While Benetton hasn't paid into the ILO fund, they are supporting relief programs through BRAC that supply prosthetic limbs for survivors selected by the non-profit and Bangladesh's ministry of health, as well as skills training and seed money for 350 recipients. In a letter to Human Rights Watch, the brand representative said the discussions had to form the ILO fund were taking too long.
Adler Modemärkte is the company behind Adler fashion retailers. According to the Clean Clothes Campaign, it has admitted to doing business with factories in Rana Plaza.
Auchan is a French hypermarket chain that operates in France, the US, and China. Auchan has reportedly acknowledged that some of its retail was "“unofficially subcontracted”" to a factory in Rana Plaza.
Grabal Alok is the Indian company behind British retailer Store Twenty One, whose labels were reportedly found among the rubble of the Rana Plaza collapse. The corporation has been incredibly tight-lipped about their involvement.

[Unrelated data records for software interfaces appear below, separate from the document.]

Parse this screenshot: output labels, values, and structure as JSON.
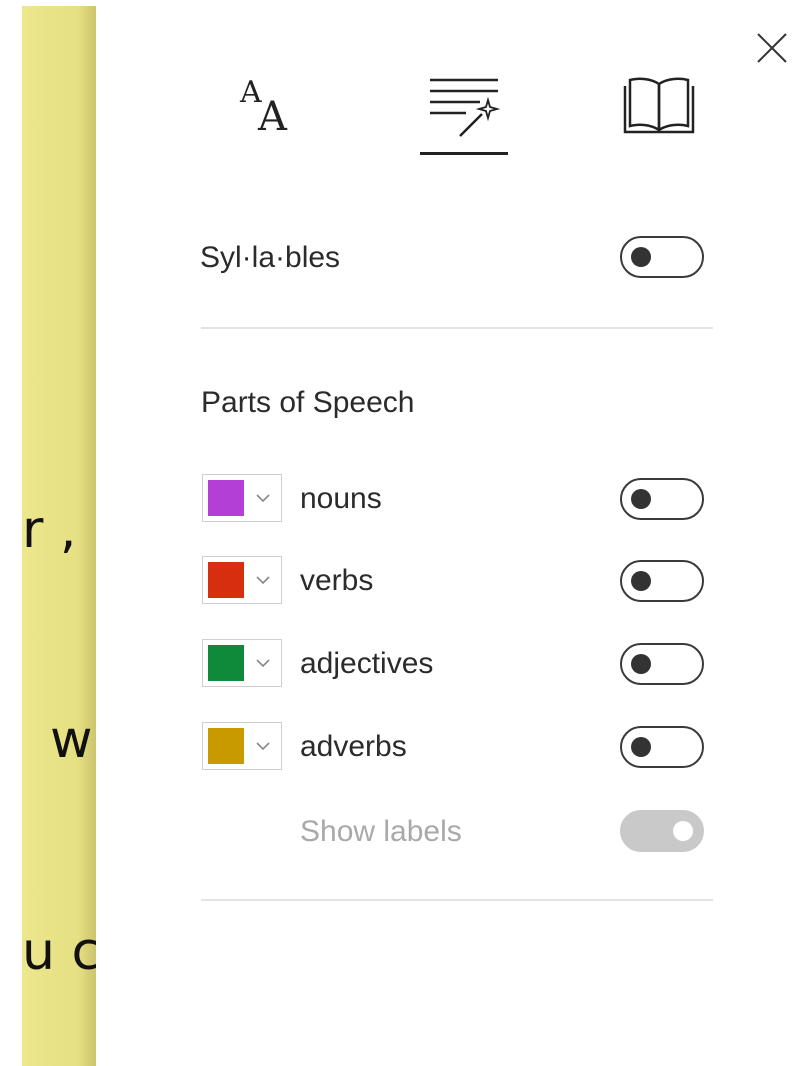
{
  "background_page": {
    "fragments": [
      "r ,",
      "w",
      "u c"
    ]
  },
  "tabs": [
    {
      "name": "text-preferences",
      "icon": "text-size-icon",
      "active": false
    },
    {
      "name": "grammar-options",
      "icon": "grammar-magic-wand-icon",
      "active": true
    },
    {
      "name": "reading-preferences",
      "icon": "open-book-icon",
      "active": false
    }
  ],
  "syllables": {
    "label": "Syl·la·bles",
    "enabled": false
  },
  "parts_of_speech": {
    "heading": "Parts of Speech",
    "items": [
      {
        "label": "nouns",
        "color": "#b43fd6",
        "enabled": false
      },
      {
        "label": "verbs",
        "color": "#d72e10",
        "enabled": false
      },
      {
        "label": "adjectives",
        "color": "#0e8a3a",
        "enabled": false
      },
      {
        "label": "adverbs",
        "color": "#c99a00",
        "enabled": false
      }
    ],
    "show_labels": {
      "label": "Show labels",
      "enabled": true,
      "disabled": true
    }
  },
  "colors": {
    "toggle_border": "#3a3a3a",
    "disabled": "#c9c9c9",
    "page_bg": "#e6e083"
  }
}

Güldenpfennig can trace its merchandise back to Rana Plaza through distributor Ether Tex, which produced clothing in Bangladesh for low-cost German market retailers.
The company behind label Sons and Daughters has admitted to ordering through a Rana Plaza factory, according to the Clean Clothes Campaign.
Though it denied having merchandise produced in Rana Plaza, British fashion retailer Matalan signed on to a legally binding building safety agreement in 2013 that involves contributing up to $500,000 annually toward independent inspections of factories. The company has yet to contribute to the ILO fund, however.
German textile retailer NKD has over 2,000 shops across Europe. After the collapse, the company admitted it had previously manufactured goods in Rana Plaza but said it cut operations there in 2012 due to quality problems.
PWT owns Texman, which in turn produces Danish men's fashion brands Shine, Bison, Lindbergh, Huzar, Jacks, Morgan and Oscar. According to the company, a contractor produced shirts in a Rana Plaza factory from 2010 until March 2013.
Essenza is behind the popular Italian brand Yes Zee and has admitted to sourcing from Rana Plaza, according to Italian news sources.